Ms. Lank: I disagree with your statement "the definition of market value boils down to what someone will pay." Market value's true definition includes: equally motivated buyer and seller, the highest price a reasonable buyer will pay, and the lowest a reasonable seller will take. -- R.C.H.
Answer: Unfortunately, the column is limited in space and there's almost always more that could be said.
"What someone will pay" takes only four words -- you gave me 21 words. And for a really accurate definition, we'd also need "with both buyer and seller fully informed about the uses to which the property can be put" and "neither party under duress" with examples of what "under duress" might mean. Then something about the requirement being an arm's length transaction. We'd need to explain "arm's length": a transaction between relative strangers, each trying to do the best for himself or herself.
It'd be helpful to include examples of sales that weren't an arm's length, perhaps between employer and employee or father and son and so on and on. And there goes the whole 800-word column.
I'm still willing to defend "what someone will pay" as a handy definition.
HE DIDN'T REFINANCE
Ms. Lank: What are my granddaughter's options? She and her husband divorced, and the decree stated the husband could have the house provided he refinanced or sold within 90 days. Both parties are on deed and mortgage. Ninety days have passed, but he never attempted to sell or refinance.
She moved out 10 months ago and recently learned that the ex-husband has caused considerable damage (holes in walls, carpets ruined by pit bull, damage to exterior siding and lawn by dogs). Prior to divorce, the house was probably worth slightly more than the mortgage amount. -- J.H.B.
Answer: And that's certainly when it should have been sold, before the divorce was finalized.
About all I can offer your granddaughter is sympathy. I'm printing your letter mainly to alert anyone contemplating a divorce or a breakup that mortgage companies don't have to pay any attention to a divorce decree. Until the loan is paid off, anyone who signed the documents is personally responsible for the whole debt. That would be true even if your granddaughter were no longer a co-owner.
She should consult her divorce attorney or another lawyer. I hope they have something to suggest. My guess is that she's just out of luck. I can't see that it's worth trying to take sole ownership, and there may not be much point in trying to sue her ex for damages. She'll be lucky if he continues to make payments, so her credit score won't be hurt.
OFFICE OR APARTMENT
Edith: What is more valuable when selling a house: having two living spaces or one living space and a home office/fourth bedroom? Also in the master bathroom, is it better to have a bathtub or a second sink? -- e-mail
Answer: At resale, a small in-law apartment would probably be worth more than an extra bedroom. But before you do anything, make sure your local zoning allows it.
A tub or extra sink is pretty much a matter of personal choice, assuming the house already has a bathtub somewhere else.
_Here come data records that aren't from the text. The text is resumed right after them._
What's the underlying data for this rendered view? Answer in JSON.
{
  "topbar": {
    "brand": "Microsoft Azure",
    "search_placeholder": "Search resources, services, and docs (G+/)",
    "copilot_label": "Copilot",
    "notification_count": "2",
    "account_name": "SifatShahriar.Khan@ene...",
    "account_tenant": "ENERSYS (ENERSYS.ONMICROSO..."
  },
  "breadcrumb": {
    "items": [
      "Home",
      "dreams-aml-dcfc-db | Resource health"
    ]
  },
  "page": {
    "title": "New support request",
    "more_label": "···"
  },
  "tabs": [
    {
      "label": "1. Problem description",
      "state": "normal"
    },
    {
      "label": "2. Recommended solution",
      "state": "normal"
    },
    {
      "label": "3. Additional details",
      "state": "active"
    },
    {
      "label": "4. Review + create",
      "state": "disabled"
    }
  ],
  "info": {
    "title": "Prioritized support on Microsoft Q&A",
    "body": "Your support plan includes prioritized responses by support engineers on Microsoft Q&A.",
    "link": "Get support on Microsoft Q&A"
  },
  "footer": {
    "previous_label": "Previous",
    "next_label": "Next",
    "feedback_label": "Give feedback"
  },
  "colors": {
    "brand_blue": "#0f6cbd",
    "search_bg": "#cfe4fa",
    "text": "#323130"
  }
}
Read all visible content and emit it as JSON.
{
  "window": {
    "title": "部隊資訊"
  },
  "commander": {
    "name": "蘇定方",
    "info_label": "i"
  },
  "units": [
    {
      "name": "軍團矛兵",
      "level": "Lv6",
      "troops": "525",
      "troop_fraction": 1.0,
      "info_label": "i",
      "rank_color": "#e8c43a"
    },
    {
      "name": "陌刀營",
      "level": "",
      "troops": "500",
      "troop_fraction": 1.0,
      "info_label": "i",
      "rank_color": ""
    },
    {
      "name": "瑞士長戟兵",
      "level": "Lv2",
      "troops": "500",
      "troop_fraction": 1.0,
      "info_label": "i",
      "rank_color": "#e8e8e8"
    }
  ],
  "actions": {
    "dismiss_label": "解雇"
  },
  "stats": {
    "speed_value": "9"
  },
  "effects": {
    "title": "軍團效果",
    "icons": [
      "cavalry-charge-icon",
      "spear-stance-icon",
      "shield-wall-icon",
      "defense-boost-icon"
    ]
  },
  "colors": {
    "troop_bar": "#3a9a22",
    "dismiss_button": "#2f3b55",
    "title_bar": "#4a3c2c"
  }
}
It'd be hard to sell a house that had no tub at all.
MORE ON FHA 203(k)
Good Morning, Ms. Lank. I am writing in response to the letter with the headline, "cash buyer needed for home with bad roof." This is absolutely a prime candidate for a 203(k) loan program, which lends money not only to buy the property but also to repair it.
Guidelines for qualification are the same for the better-known FHA program: down payment is 3.5 percent and appraisals are based on future value after repairs are made. Get this, there is also a 10 percent variance factor allowed if the appraisal comes in a bit short.
The FHA 203(k) program is powerful to get distressed properties sold and allows homebuyers to take advantage of securing a good deal and transforming it into a great home. Also, current homeowners can use this program to finance home repairs and renovations. -- R.G., loan officer.
Another lender writes:
Dear Edith: As a licensed mortgage loan originator, I wanted to point out the FHA's 203(k) program is specifically designed for this type of situation. If a home needs repair(s) (in this case, a roof), and the buyer can qualify under FHA's underwriting guidelines, this is a very easy situation to address.
The buyer just needs to find a real estate agent who is familiar with FHA and has a relationship with a lender/broker that can guide/educate the buyer(s) and navigate FHA's 203(k) rehabilitation loan. -- C.B.